Secure data transfer with FTP alternative MFT
Security concerns related to FTP were one factor that produced a series of developments leading to the Secure FTP, Secure Copy Protocol (SCP), FTP over SSL (FTPS), and SSH File Transfer Protocol (SFTP). A new addition was made in 2008, Managed File Transfer (MFT), in which all files to be transferred are encrypted not only en route but also during storage on the server or on share points.
Core functionalities of MFT include secure transmission and data storage coupled with reporting and auditing of data activities. MFT differs from all other types of infrastructure in that it allows the transfer of very large files. Businesses use MFT over public networks to exchange large amounts of data with business partners across different sites, regions, and time zones safely, reliably, and quickly.
The protection of sensitive data should have high priority for any user. Whereas US citizens and businesses are guided by a "patchwork quilt of … sector-specific privacy laws" , members of the European Union are protected by Directive 95/46/EC , due to be updated for the digital age , with supplemental legislation in individual member countries (e.g., the Federal Data Protection Act of Germany ).
Additional provisions, such as non-disclosure agreements (NDAs) and payment card industry (PCI) and International Organization for Standards (ISO) regulations also inform data security. Finally, mandatory internal and external requirements, such as the Sarbanes-Oxley Act (SOX) , PCI-DSS , ISO 27001 , and Basel II , ensure technical and organizational compliance. Ultimately, each corporation must ensure that it encrypts data in motion (for file transfer) and at rest, thanks to safe (intermediate) storage.
Germany's Federal Office for Security in Information Technology (BSI) makes some recommendations in its overview paper on online storage from November 2012 : "If sensitive data are transmitted over unsecured networks, consideration must be given to the use of reliable encryption methods." The BSI also explicitly mentions a particular function that is often offered in conjunction with MFT systems – cloud storage – on which users rely for file sharing or collaboration.

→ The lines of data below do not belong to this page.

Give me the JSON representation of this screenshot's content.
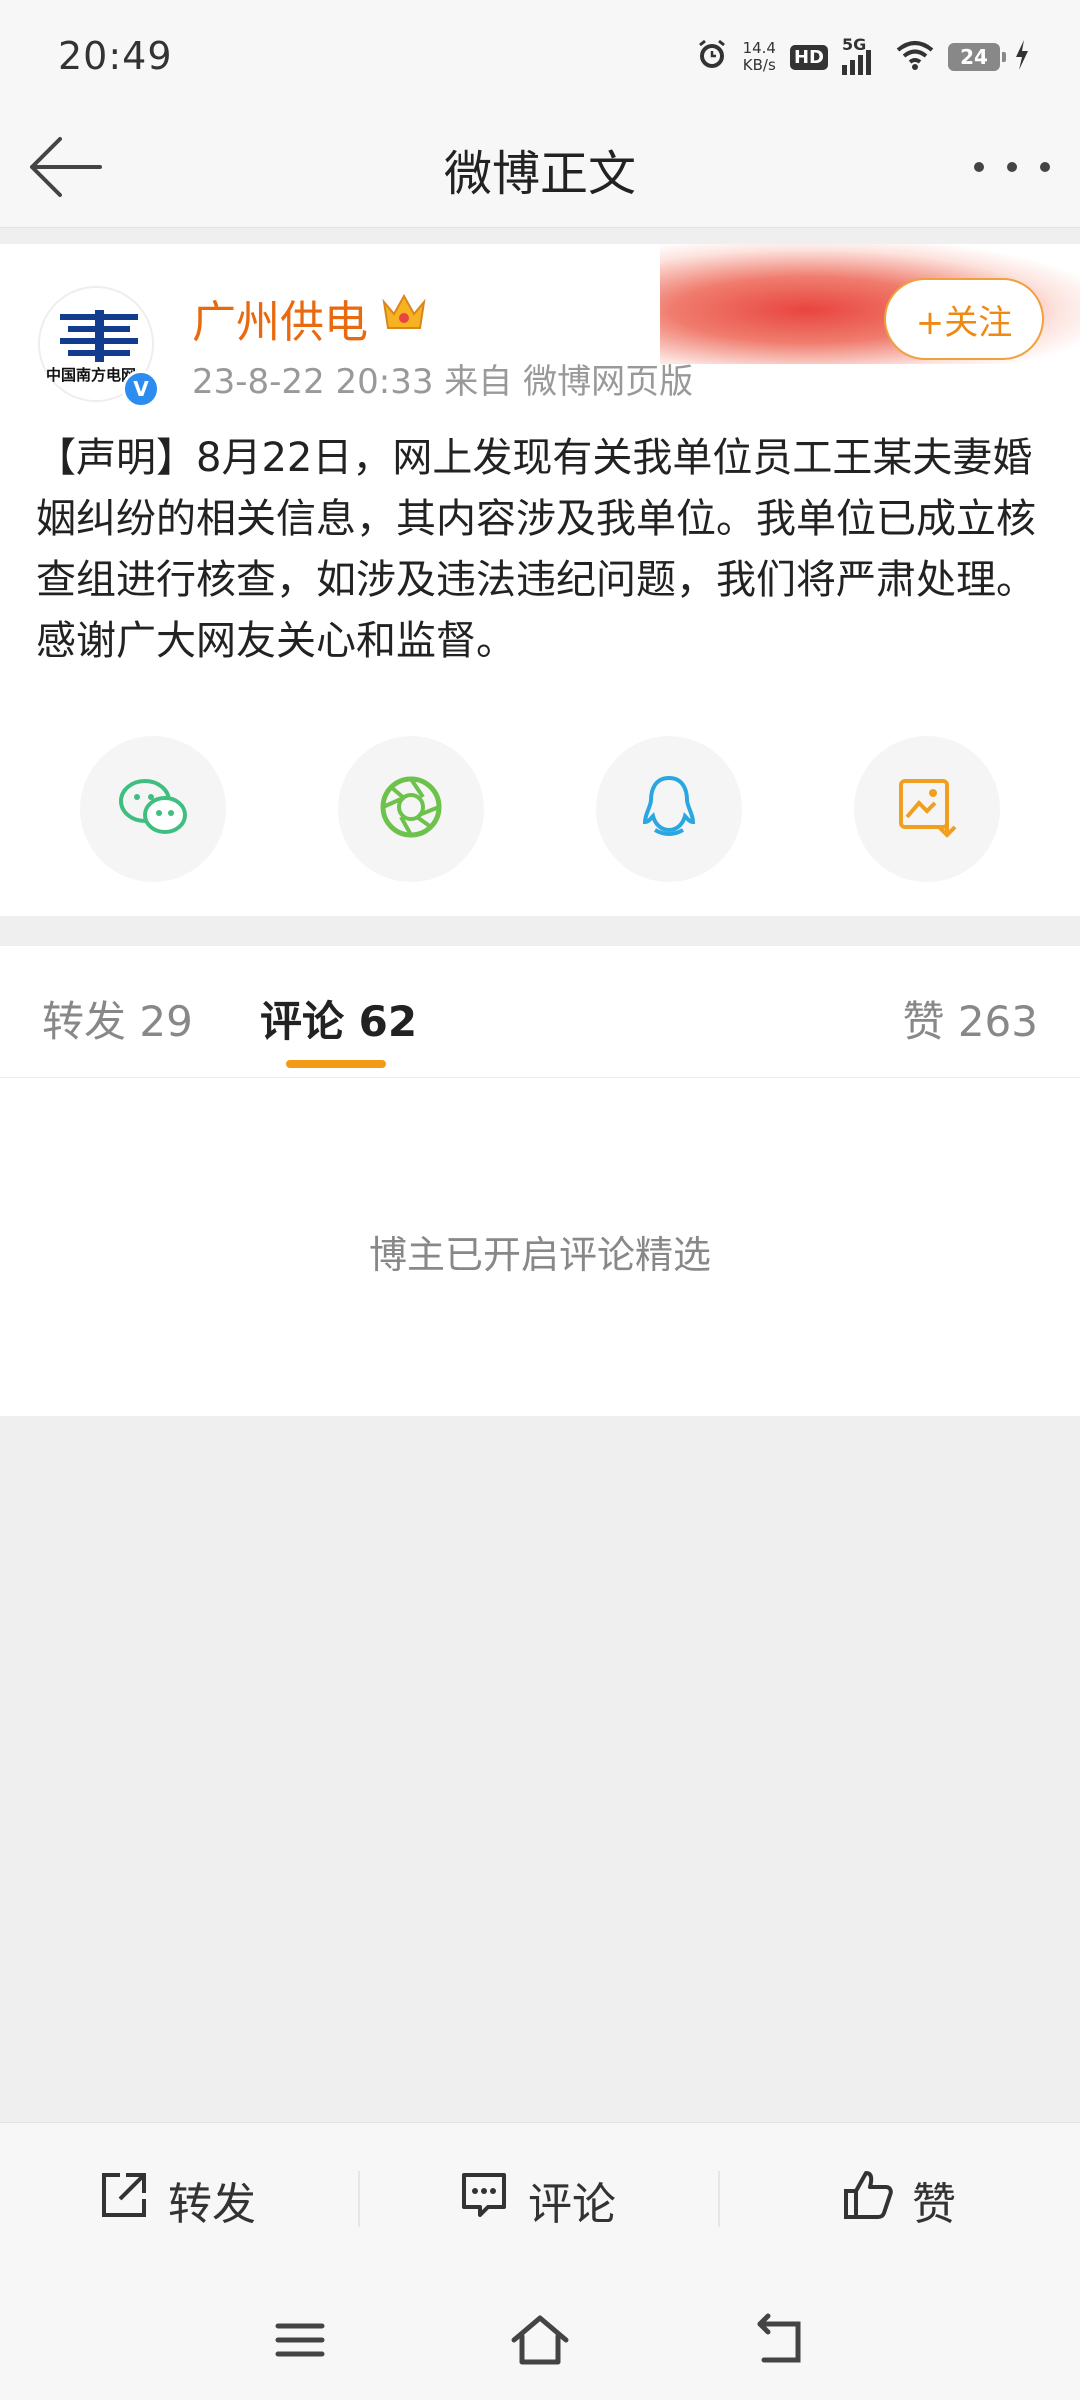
{
  "status_bar": {
    "time": "20:49",
    "net_speed_value": "14.4",
    "net_speed_unit": "KB/s",
    "hd_label": "HD",
    "network": "5G",
    "battery": "24",
    "icons": [
      "alarm-icon",
      "hd-icon",
      "signal-icon",
      "wifi-icon",
      "battery-icon",
      "charging-icon"
    ]
  },
  "nav": {
    "title": "微博正文",
    "back_icon": "back-arrow-icon",
    "more_icon": "more-icon"
  },
  "post": {
    "username": "广州供电",
    "avatar_text": "中国南方电网",
    "verified_label": "V",
    "meta": "23-8-22 20:33  来自 微博网页版",
    "follow_label": "+关注",
    "text": "【声明】8月22日，网上发现有关我单位员工王某夫妻婚姻纠纷的相关信息，其内容涉及我单位。我单位已成立核查组进行核查，如涉及违法违纪问题，我们将严肃处理。感谢广大网友关心和监督。",
    "accent_color": "#e86a10",
    "share": [
      "wechat-icon",
      "moments-icon",
      "qq-icon",
      "save-image-icon"
    ]
  },
  "tabs": {
    "repost": "转发 29",
    "comments": "评论 62",
    "likes": "赞 263",
    "active": "comments",
    "underline_color": "#f09a16"
  },
  "comments": {
    "note": "博主已开启评论精选"
  },
  "toolbar": {
    "repost_label": "转发",
    "comment_label": "评论",
    "like_label": "赞"
  },
  "system_nav": [
    "menu-icon",
    "home-icon",
    "back-icon"
  ]
}
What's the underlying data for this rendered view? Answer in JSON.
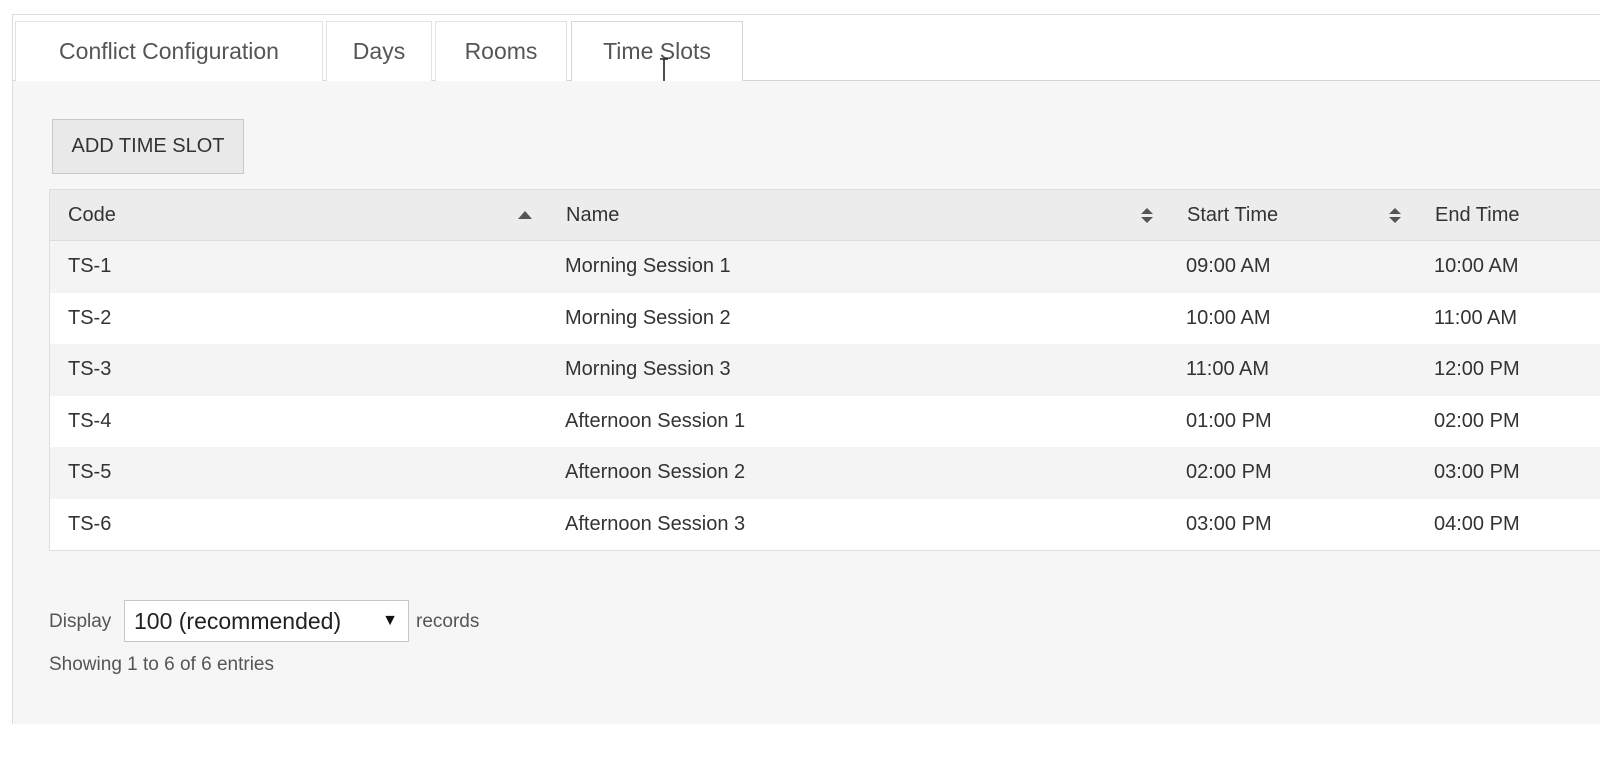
{
  "tabs": [
    {
      "label": "Conflict Configuration",
      "active": false
    },
    {
      "label": "Days",
      "active": false
    },
    {
      "label": "Rooms",
      "active": false
    },
    {
      "label": "Time Slots",
      "active": true
    }
  ],
  "toolbar": {
    "add_label": "ADD TIME SLOT"
  },
  "table": {
    "columns": [
      {
        "label": "Code",
        "sort": "ascending"
      },
      {
        "label": "Name",
        "sort": "sortable"
      },
      {
        "label": "Start Time",
        "sort": "sortable"
      },
      {
        "label": "End Time",
        "sort": "none"
      }
    ],
    "rows": [
      {
        "code": "TS-1",
        "name": "Morning Session 1",
        "start": "09:00 AM",
        "end": "10:00 AM"
      },
      {
        "code": "TS-2",
        "name": "Morning Session 2",
        "start": "10:00 AM",
        "end": "11:00 AM"
      },
      {
        "code": "TS-3",
        "name": "Morning Session 3",
        "start": "11:00 AM",
        "end": "12:00 PM"
      },
      {
        "code": "TS-4",
        "name": "Afternoon Session 1",
        "start": "01:00 PM",
        "end": "02:00 PM"
      },
      {
        "code": "TS-5",
        "name": "Afternoon Session 2",
        "start": "02:00 PM",
        "end": "03:00 PM"
      },
      {
        "code": "TS-6",
        "name": "Afternoon Session 3",
        "start": "03:00 PM",
        "end": "04:00 PM"
      }
    ]
  },
  "footer": {
    "display_label": "Display",
    "page_size_value": "100 (recommended)",
    "records_label": "records",
    "showing_text": "Showing 1 to 6 of 6 entries"
  },
  "icons": {
    "sort_asc": "sort-ascending-icon",
    "sort_both": "sort-both-icon",
    "select_arrow": "caret-down-icon",
    "cursor": "text-cursor-icon"
  }
}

Whereas individuals often use free Google tools or cloud services, such as Dropbox, Duplicati, and others, companies prefer more secure services and technologies alongside these offerings.
Managed File Transfer
All MFT solutions are similar: They consist of a server on which files of any size can be provided and a system that manages the access and usage rights. The main difference between MFT and insecure technologies is that files are encrypted for storage on the server and are not accessible to unauthorized persons. With MFT, the data is encrypted on the sender's side, and only the authorized recipient can download and decrypt the files. Data is safe not only during transport, but also in temporary storage.
When choosing the encryption strength of the MFT system, you should opt for the secure 256-bit AES standard. Some solutions have a additional security option involving data segmentation, wherein the files are divided into small segments before transmission, transmitted in random order, and re-assembled by the recipient.
This method is known as "managed" file transfer because, generally, either the sender communicates the available file downloads by email, or the managing system runs checks against a personal overview. This function is used in many solutions as proof of the successful delivery of data to the receiver. Logging ensures additional security because logfile analysis can detect transmission errors or unclaimed downloads and inform the consignor accordingly.
Typically, you can also limit the validity of files. In this case, a file can be downloaded up to a certain date or only a certain number of times. These management functions, compared with FTP and the like, represent added value and allow reliable proof of delivery.
Documents sent by MFT via email are not subject to the usual size restrictions. When sensitive information or a large attached file is sent by the user, the email body and the attachment are decoupled. Only a link in the email refers to the attachment; physically, it usually remains encrypted in local storage on an MFT drive or server.
The email recipient can then download by clicking the link to the encrypted file on the sender's MFT server. Integrated upstream authentication is also possible for highly confidential files, wherein the recipient logs on to an MFT portal and then downloads the file after their access credentials have been verified. Normally, the sender receives a message about the attachment being downloaded successfully.
A solution built into Exchange is capable of rules-based classification, wherein predefined policies determine, before transmission, whether a certain file is classified as confidential. Rules can be based, for example, on the sender address, recipient address, file type of the attachment, attachment size, or original location of the attachment. In this way, internal mail can be treated differently from external mail, for example. Some MFT solutions provide widgets for the reception of files from third-party companies, supporting file exchange through internal MFT servers.